> There is some level in every implementation of anything where you have to say, "variations at this level aren't part of the invention." I'm just saying there is no bright line telling you how high that line can be before the invention is not patent-worthy, so maybe whether or not the thing is implemented with software is below it.
Whether or not the thing is implemented with software is irrelevant. The problem with software patents and the like is the nature of the thing itself: an algorithm or user-interface element, as opposed to a device or manufacturing process.

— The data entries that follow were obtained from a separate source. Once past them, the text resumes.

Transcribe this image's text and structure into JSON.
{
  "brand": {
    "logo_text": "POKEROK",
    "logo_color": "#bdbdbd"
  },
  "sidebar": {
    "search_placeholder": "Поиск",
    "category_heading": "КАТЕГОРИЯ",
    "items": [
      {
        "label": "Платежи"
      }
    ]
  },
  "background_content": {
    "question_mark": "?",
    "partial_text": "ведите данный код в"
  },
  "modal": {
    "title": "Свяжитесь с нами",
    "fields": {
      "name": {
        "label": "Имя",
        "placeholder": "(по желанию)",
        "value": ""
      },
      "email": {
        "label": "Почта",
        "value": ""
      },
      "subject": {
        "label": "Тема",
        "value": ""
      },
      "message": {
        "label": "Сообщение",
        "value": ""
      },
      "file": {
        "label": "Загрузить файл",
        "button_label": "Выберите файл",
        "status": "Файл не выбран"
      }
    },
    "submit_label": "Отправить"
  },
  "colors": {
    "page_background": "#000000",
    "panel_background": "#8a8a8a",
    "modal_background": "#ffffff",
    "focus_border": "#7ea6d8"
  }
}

To put it simply, the proper domain of patents is *technology*: how one can take advantage of the laws of physics in a novel and non-obvious way to accomplish some useful end. They shouldn't cover something you could, in principle, do in your head (e.g. algorithms), even if in practice you make use of existing technology to speed up the process or supplement your memory. A patent on the look of a device or an abstract interaction concept is even further afield.